How to Change the Thermostat on an F250by Zyon SilketUpdated November 07, 2017
Items you will need
The thermostat is a small but important component of the engine in the Ford F250. The F250 is a full-sized truck capable of carrying large payloads that can take a toll on the engine. As the temperature of the engine increases, the thermostat allows more fluid to flow through passages inside the engine block. As the engine temperature cools down, the thermostat starts to restrict the flow of coolant. If the thermostat malfunctions, the engine can overheat. When it fails, replace it immediately to avoid costlier engine repairs.
Locate the thermostat by following the upper radiator hose from the F250’s radiator to the connection at the intake manifold on the top of the engine. The hose is clamped to the thermostat housing.
Remove the hose from the thermostat housing by prying the clamp off with a pair of pliers and by pulling off the hose.
Remove the two bolts that secure the thermostat housing to the intake manifold.

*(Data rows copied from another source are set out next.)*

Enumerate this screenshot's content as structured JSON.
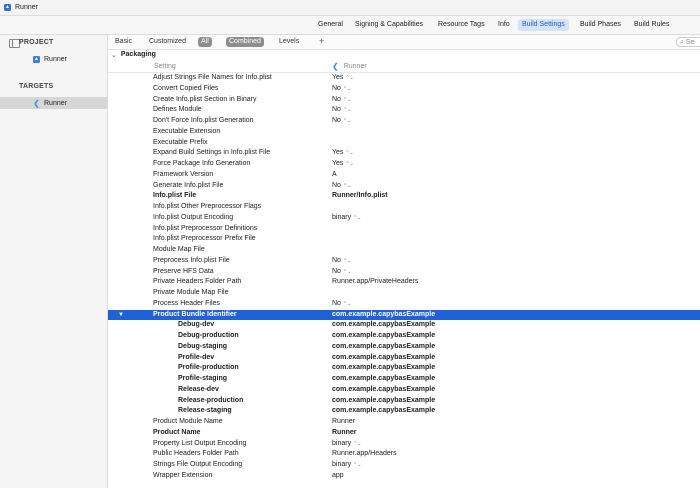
{
  "window": {
    "title": "Runner"
  },
  "editor_tabs": [
    {
      "label": "General",
      "active": false
    },
    {
      "label": "Signing & Capabilities",
      "active": false
    },
    {
      "label": "Resource Tags",
      "active": false
    },
    {
      "label": "Info",
      "active": false
    },
    {
      "label": "Build Settings",
      "active": true
    },
    {
      "label": "Build Phases",
      "active": false
    },
    {
      "label": "Build Rules",
      "active": false
    }
  ],
  "sidebar": {
    "project_header": "PROJECT",
    "project_item": "Runner",
    "targets_header": "TARGETS",
    "target_item": "Runner"
  },
  "filterbar": {
    "basic": "Basic",
    "customized": "Customized",
    "all": "All",
    "combined": "Combined",
    "levels": "Levels",
    "plus": "+",
    "search_placeholder": "Se"
  },
  "group": {
    "name": "Packaging"
  },
  "columns": {
    "setting": "Setting",
    "target": "Runner"
  },
  "rows": [
    {
      "setting": "Adjust Strings File Names for Info.plist",
      "value": "Yes"
    },
    {
      "setting": "Convert Copied Files",
      "value": "No"
    },
    {
      "setting": "Create Info.plist Section in Binary",
      "value": "No"
    },
    {
      "setting": "Defines Module",
      "value": "No"
    },
    {
      "setting": "Don't Force Info.plist Generation",
      "value": "No"
    },
    {
      "setting": "Executable Extension",
      "value": ""
    },
    {
      "setting": "Executable Prefix",
      "value": ""
    },
    {
      "setting": "Expand Build Settings in Info.plist File",
      "value": "Yes"
    },
    {
      "setting": "Force Package Info Generation",
      "value": "Yes"
    },
    {
      "setting": "Framework Version",
      "value": "A"
    },
    {
      "setting": "Generate Info.plist File",
      "value": "No"
    },
    {
      "setting": "Info.plist File",
      "value": "Runner/Info.plist"
    },
    {
      "setting": "Info.plist Other Preprocessor Flags",
      "value": ""
    },
    {
      "setting": "Info.plist Output Encoding",
      "value": "binary"
    },
    {
      "setting": "Info.plist Preprocessor Definitions",
      "value": ""
    },
    {
      "setting": "Info.plist Preprocessor Prefix File",
      "value": ""
    },
    {
      "setting": "Module Map File",
      "value": ""
    },
    {
      "setting": "Preprocess Info.plist File",
      "value": "No"
    },
    {
      "setting": "Preserve HFS Data",
      "value": "No"
    },
    {
      "setting": "Private Headers Folder Path",
      "value": "Runner.app/PrivateHeaders"
    },
    {
      "setting": "Private Module Map File",
      "value": ""
    },
    {
      "setting": "Process Header Files",
      "value": "No"
    },
    {
      "setting": "Product Bundle Identifier",
      "value": "com.example.capybasExample"
    },
    {
      "setting": "Debug-dev",
      "value": "com.example.capybasExample"
    },
    {
      "setting": "Debug-production",
      "value": "com.example.capybasExample"
    },
    {
      "setting": "Debug-staging",
      "value": "com.example.capybasExample"
    },
    {
      "setting": "Profile-dev",
      "value": "com.example.capybasExample"
    },
    {
      "setting": "Profile-production",
      "value": "com.example.capybasExample"
    },
    {
      "setting": "Profile-staging",
      "value": "com.example.capybasExample"
    },
    {
      "setting": "Release-dev",
      "value": "com.example.capybasExample"
    },
    {
      "setting": "Release-production",
      "value": "com.example.capybasExample"
    },
    {
      "setting": "Release-staging",
      "value": "com.example.capybasExample"
    },
    {
      "setting": "Product Module Name",
      "value": "Runner"
    },
    {
      "setting": "Product Name",
      "value": "Runner"
    },
    {
      "setting": "Property List Output Encoding",
      "value": "binary"
    },
    {
      "setting": "Public Headers Folder Path",
      "value": "Runner.app/Headers"
    },
    {
      "setting": "Strings File Output Encoding",
      "value": "binary"
    },
    {
      "setting": "Wrapper Extension",
      "value": "app"
    }
  ]
}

Lift the housing off the intake to expose the thermostat.
Lift the thermostat out of the intake and discard it.
Scrape the surface of the intake and the bottom of the thermostat housing with a metal scraper. Wipe the surface of the intake manifold with a towel.
Place the new thermostat into the intake manifold. The end of the thermostat with the spring goes into the intake manifold while the end with the valve is covered by the housing.
Place the thermostat gasket onto the surface of the intake manifold, place the housing on top of the gasket and secure both with the bolts.
Place the hose back onto the intake manifold and secure it with the clamp.
- "Ford Super Duty F-250, F-350 Pickup, Excursion Repair Manual 1999-2010"; Larry Warren, John H. Haynes; 2010
Since 2006 Zyon Silket has been writing for companies such as SEOWhat, L&C Freelancing and T-Mobile Wireless. He has extensive experience working in supervisory roles within the wireless and Internet technologies fields. Silket is pursuing a Bachelor of Arts in business management and network technologies at Lehigh Carbon Community College.